* [Given entries]:
<<<<

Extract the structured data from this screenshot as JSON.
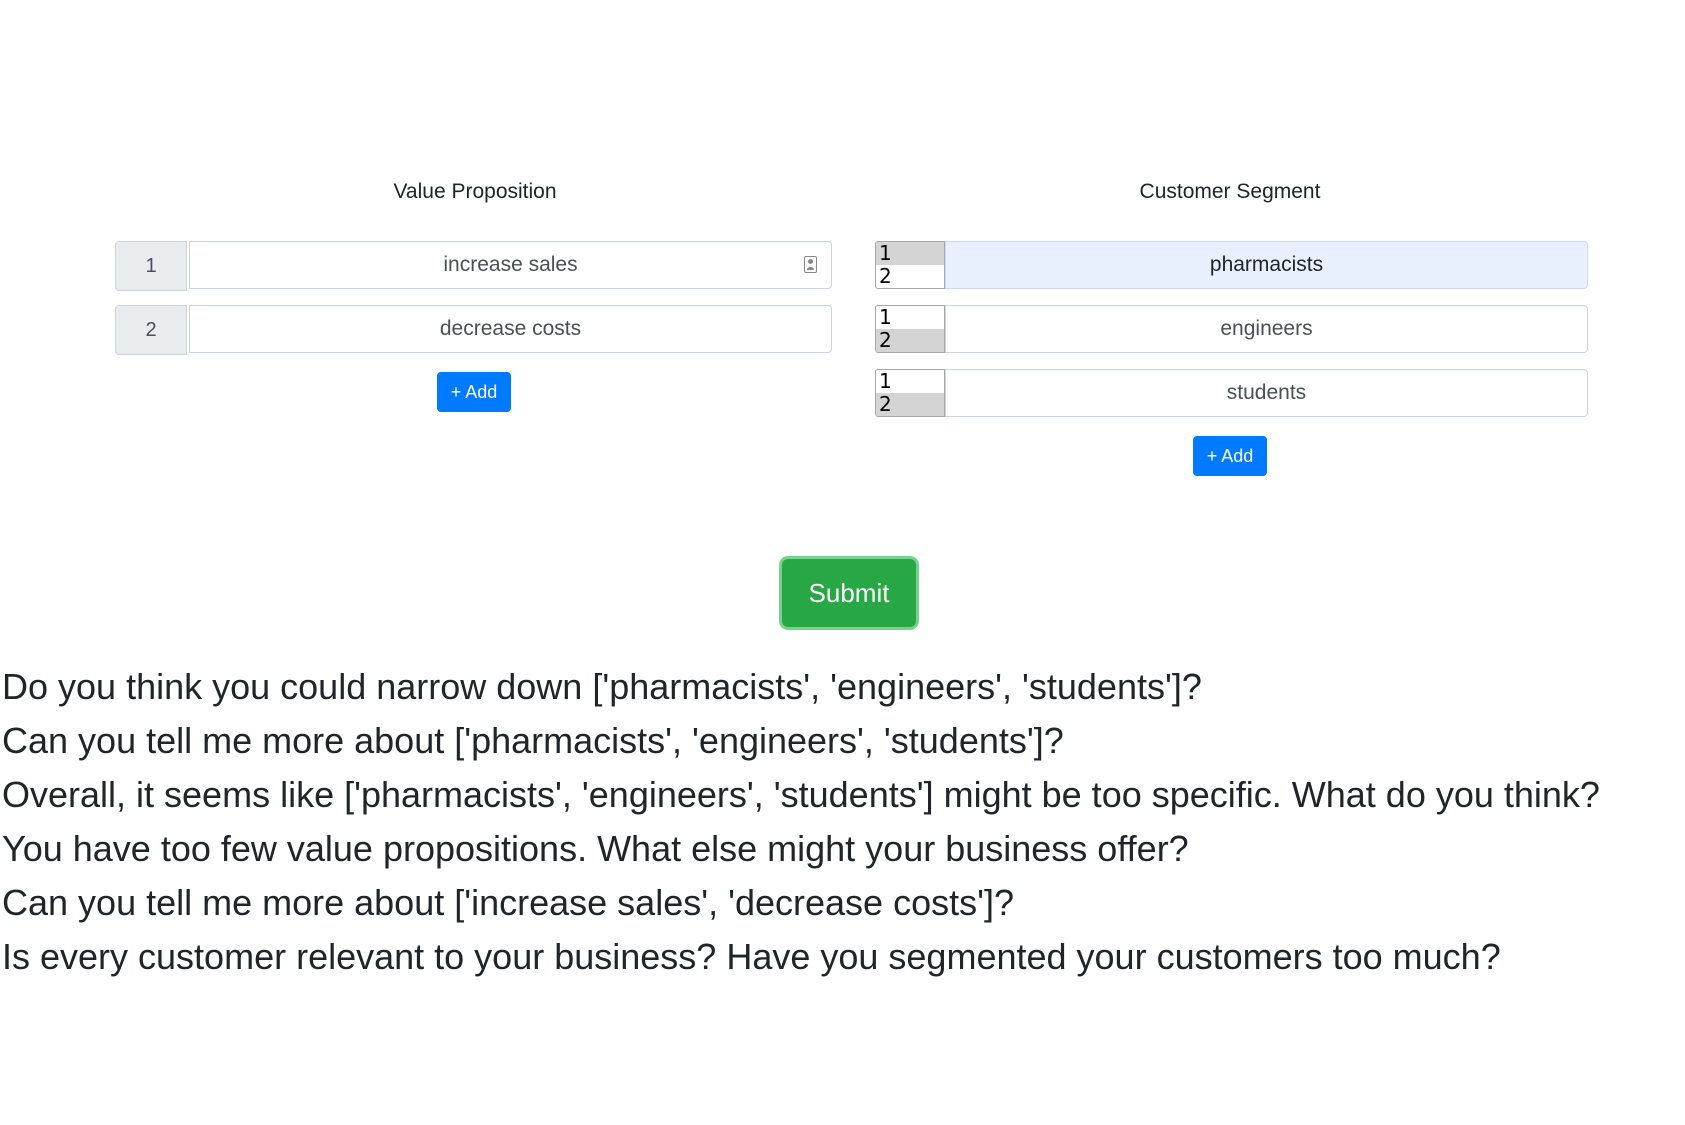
{
  "value_proposition": {
    "title": "Value Proposition",
    "rows": [
      {
        "number": "1",
        "text": "increase sales"
      },
      {
        "number": "2",
        "text": "decrease costs"
      }
    ],
    "add_label": "+ Add"
  },
  "customer_segment": {
    "title": "Customer Segment",
    "rows": [
      {
        "options": [
          "1",
          "2"
        ],
        "selected": "1",
        "text": "pharmacists"
      },
      {
        "options": [
          "1",
          "2"
        ],
        "selected": "2",
        "text": "engineers"
      },
      {
        "options": [
          "1",
          "2"
        ],
        "selected": "2",
        "text": "students"
      }
    ],
    "add_label": "+ Add"
  },
  "submit_label": "Submit",
  "feedback": [
    "Do you think you could narrow down ['pharmacists', 'engineers', 'students']?",
    "Can you tell me more about ['pharmacists', 'engineers', 'students']?",
    "Overall, it seems like ['pharmacists', 'engineers', 'students'] might be too specific. What do you think?",
    "You have too few value propositions. What else might your business offer?",
    "Can you tell me more about ['increase sales', 'decrease costs']?",
    "Is every customer relevant to your business? Have you segmented your customers too much?"
  ],
  "colors": {
    "add_button": "#007bff",
    "submit_button": "#28a745",
    "focused_input": "#e8f0fe"
  }
}
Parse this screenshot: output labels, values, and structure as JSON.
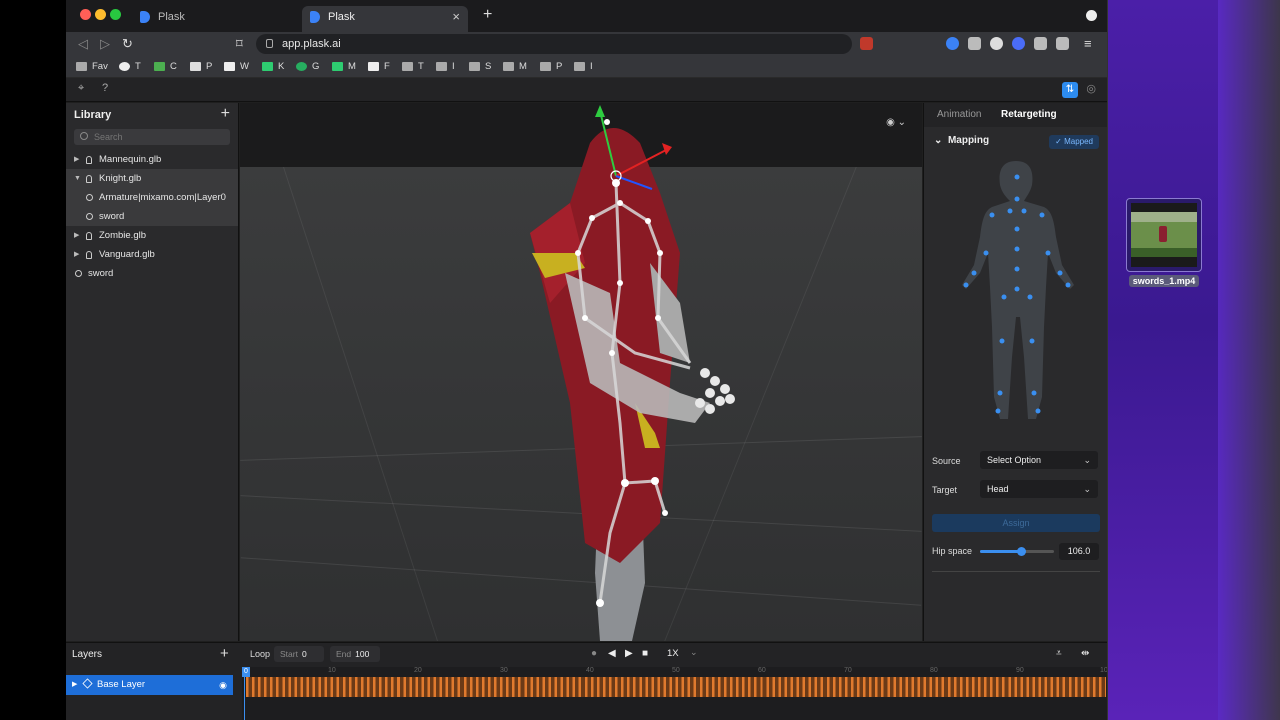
{
  "browser": {
    "tabs": [
      {
        "label": "Plask",
        "active": false
      },
      {
        "label": "Plask",
        "active": true
      }
    ],
    "url": "app.plask.ai",
    "bookmarks": [
      "Fav",
      "T",
      "C",
      "P",
      "W",
      "K",
      "G",
      "M",
      "F",
      "T",
      "I",
      "S",
      "M",
      "P",
      "I"
    ]
  },
  "desktop": {
    "file_name": "swords_1.mp4"
  },
  "library": {
    "title": "Library",
    "search_placeholder": "Search",
    "items": [
      {
        "label": "Mannequin.glb",
        "type": "model",
        "expanded": false
      },
      {
        "label": "Knight.glb",
        "type": "model",
        "expanded": true
      },
      {
        "label": "Armature|mixamo.com|Layer0",
        "type": "motion",
        "child": true
      },
      {
        "label": "sword",
        "type": "motion",
        "child": true
      },
      {
        "label": "Zombie.glb",
        "type": "model",
        "expanded": false
      },
      {
        "label": "Vanguard.glb",
        "type": "model",
        "expanded": false
      },
      {
        "label": "sword",
        "type": "motion",
        "child": false
      }
    ]
  },
  "right_panel": {
    "tabs": [
      "Animation",
      "Retargeting"
    ],
    "active_tab": "Retargeting",
    "mapping_title": "Mapping",
    "mapped_badge": "Mapped",
    "source_label": "Source",
    "source_value": "Select Option",
    "target_label": "Target",
    "target_value": "Head",
    "assign_label": "Assign",
    "hip_space_label": "Hip space",
    "hip_space_value": "106.0",
    "hip_space_fraction": 0.56
  },
  "bottom": {
    "layers_title": "Layers",
    "base_layer": "Base Layer",
    "loop_label": "Loop",
    "start_label": "Start",
    "start_value": "0",
    "end_label": "End",
    "end_value": "100",
    "speed": "1X",
    "ruler_ticks": [
      "0",
      "10",
      "20",
      "30",
      "40",
      "50",
      "60",
      "70",
      "80",
      "90",
      "10"
    ],
    "playhead_frame": "0"
  },
  "colors": {
    "accent": "#2d8cf0",
    "keyframe": "#e07a2e",
    "robe": "#8a1a24"
  },
  "icons": {
    "viewport_visibility": "eye-icon",
    "toolbar": [
      "cursor-icon",
      "help-icon"
    ]
  }
}
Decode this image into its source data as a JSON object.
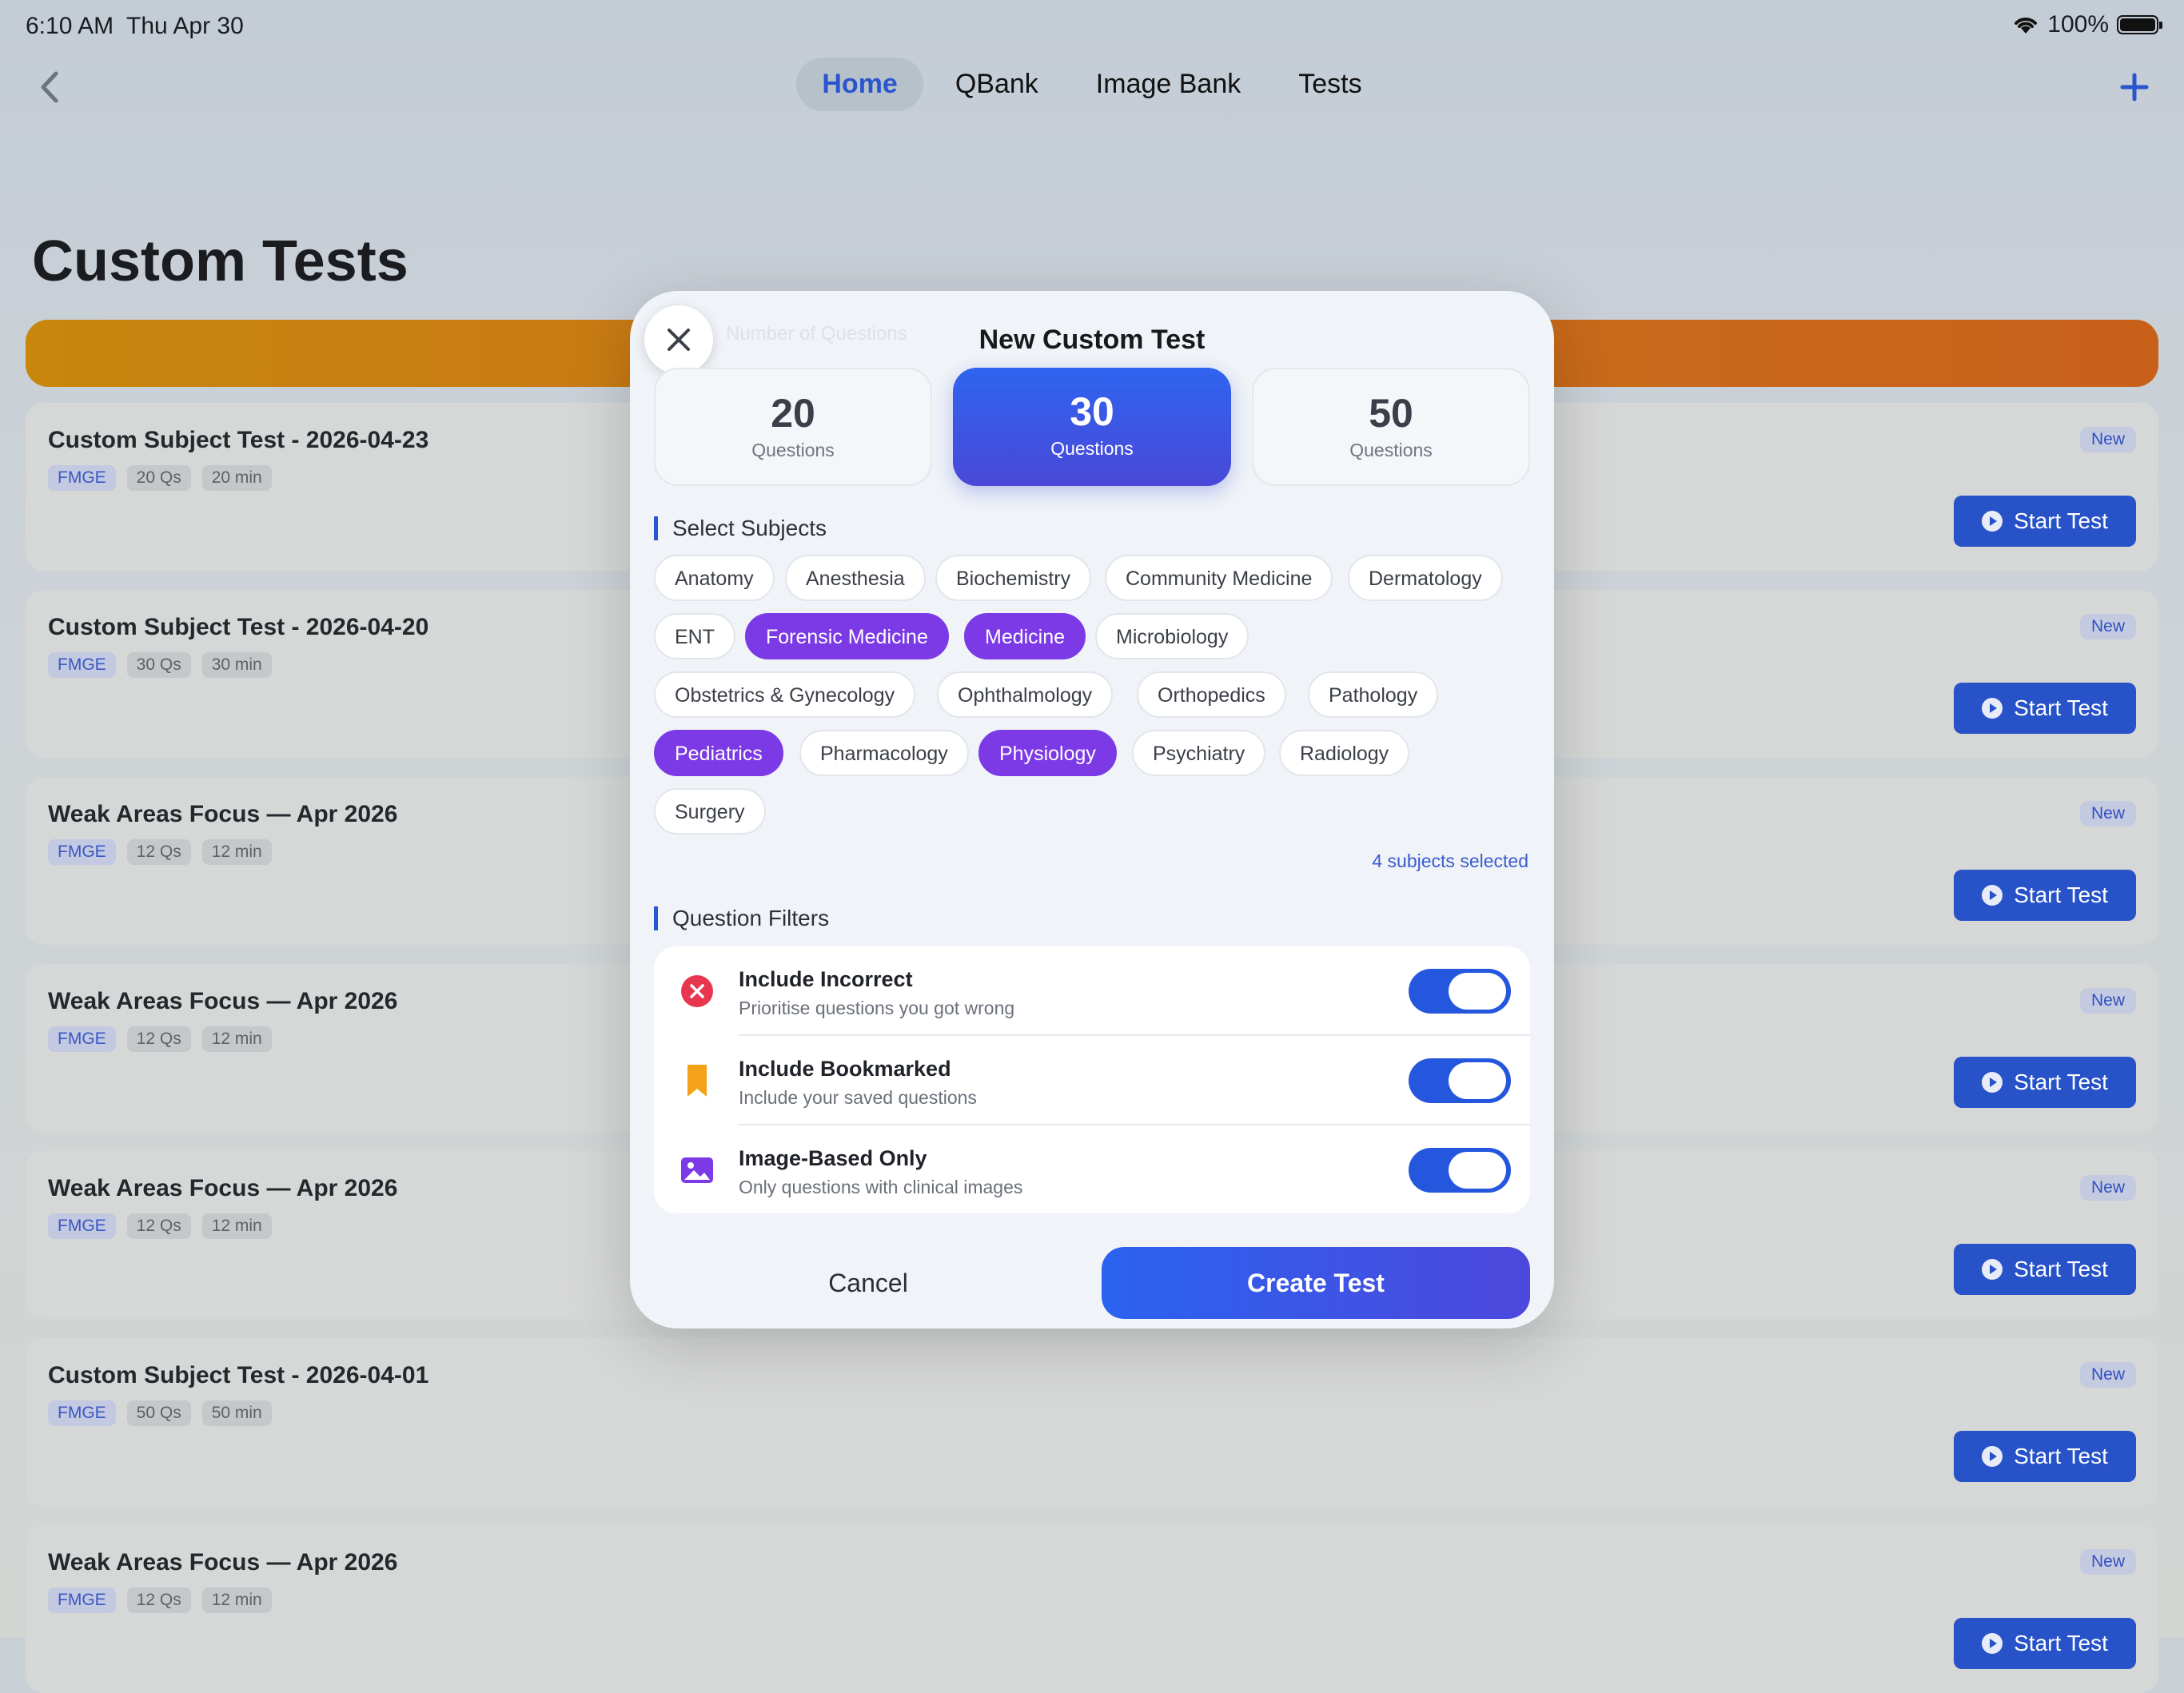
{
  "status_bar": {
    "time": "6:10 AM",
    "date": "Thu Apr 30",
    "battery": "100%"
  },
  "nav": {
    "tabs": [
      "Home",
      "QBank",
      "Image Bank",
      "Tests"
    ],
    "active_tab": "Home"
  },
  "page_title": "Custom Tests",
  "cards": [
    {
      "title": "Custom Subject Test - 2026-04-23",
      "exam": "FMGE",
      "qs": "20 Qs",
      "mins": "20 min",
      "badge": "New",
      "action": "Start Test"
    },
    {
      "title": "Custom Subject Test - 2026-04-20",
      "exam": "FMGE",
      "qs": "30 Qs",
      "mins": "30 min",
      "badge": "New",
      "action": "Start Test"
    },
    {
      "title": "Weak Areas Focus — Apr 2026",
      "exam": "FMGE",
      "qs": "12 Qs",
      "mins": "12 min",
      "badge": "New",
      "action": "Start Test"
    },
    {
      "title": "Weak Areas Focus — Apr 2026",
      "exam": "FMGE",
      "qs": "12 Qs",
      "mins": "12 min",
      "badge": "New",
      "action": "Start Test"
    },
    {
      "title": "Weak Areas Focus — Apr 2026",
      "exam": "FMGE",
      "qs": "12 Qs",
      "mins": "12 min",
      "badge": "New",
      "action": "Start Test"
    },
    {
      "title": "Custom Subject Test - 2026-04-01",
      "exam": "FMGE",
      "qs": "50 Qs",
      "mins": "50 min",
      "badge": "New",
      "action": "Start Test"
    },
    {
      "title": "Weak Areas Focus — Apr 2026",
      "exam": "FMGE",
      "qs": "12 Qs",
      "mins": "12 min",
      "badge": "New",
      "action": "Start Test"
    }
  ],
  "modal": {
    "ghost_label": "Number of Questions",
    "title": "New Custom Test",
    "question_options": [
      {
        "count": "20",
        "label": "Questions",
        "selected": false
      },
      {
        "count": "30",
        "label": "Questions",
        "selected": true
      },
      {
        "count": "50",
        "label": "Questions",
        "selected": false
      }
    ],
    "subjects_heading": "Select Subjects",
    "subjects": [
      {
        "name": "Anatomy",
        "selected": false
      },
      {
        "name": "Anesthesia",
        "selected": false
      },
      {
        "name": "Biochemistry",
        "selected": false
      },
      {
        "name": "Community Medicine",
        "selected": false
      },
      {
        "name": "Dermatology",
        "selected": false
      },
      {
        "name": "ENT",
        "selected": false
      },
      {
        "name": "Forensic Medicine",
        "selected": true
      },
      {
        "name": "Medicine",
        "selected": true
      },
      {
        "name": "Microbiology",
        "selected": false
      },
      {
        "name": "Obstetrics & Gynecology",
        "selected": false
      },
      {
        "name": "Ophthalmology",
        "selected": false
      },
      {
        "name": "Orthopedics",
        "selected": false
      },
      {
        "name": "Pathology",
        "selected": false
      },
      {
        "name": "Pediatrics",
        "selected": true
      },
      {
        "name": "Pharmacology",
        "selected": false
      },
      {
        "name": "Physiology",
        "selected": true
      },
      {
        "name": "Psychiatry",
        "selected": false
      },
      {
        "name": "Radiology",
        "selected": false
      },
      {
        "name": "Surgery",
        "selected": false
      }
    ],
    "selected_count": "4 subjects selected",
    "filters_heading": "Question Filters",
    "filters": [
      {
        "icon": "x-circle-icon",
        "title": "Include Incorrect",
        "subtitle": "Prioritise questions you got wrong",
        "on": true
      },
      {
        "icon": "bookmark-icon",
        "title": "Include Bookmarked",
        "subtitle": "Include your saved questions",
        "on": true
      },
      {
        "icon": "image-icon",
        "title": "Image-Based Only",
        "subtitle": "Only questions with clinical images",
        "on": true
      }
    ],
    "cancel_label": "Cancel",
    "create_label": "Create Test"
  },
  "colors": {
    "accent": "#2a55cf",
    "chip_selected": "#7c3ae6",
    "banner": "#c8760f"
  }
}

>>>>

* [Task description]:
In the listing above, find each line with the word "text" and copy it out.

* [Result below]:
        "text": "increase sales"
        "text": "decrease costs"
        "text": "pharmacists"
        "text": "engineers"
        "text": "students"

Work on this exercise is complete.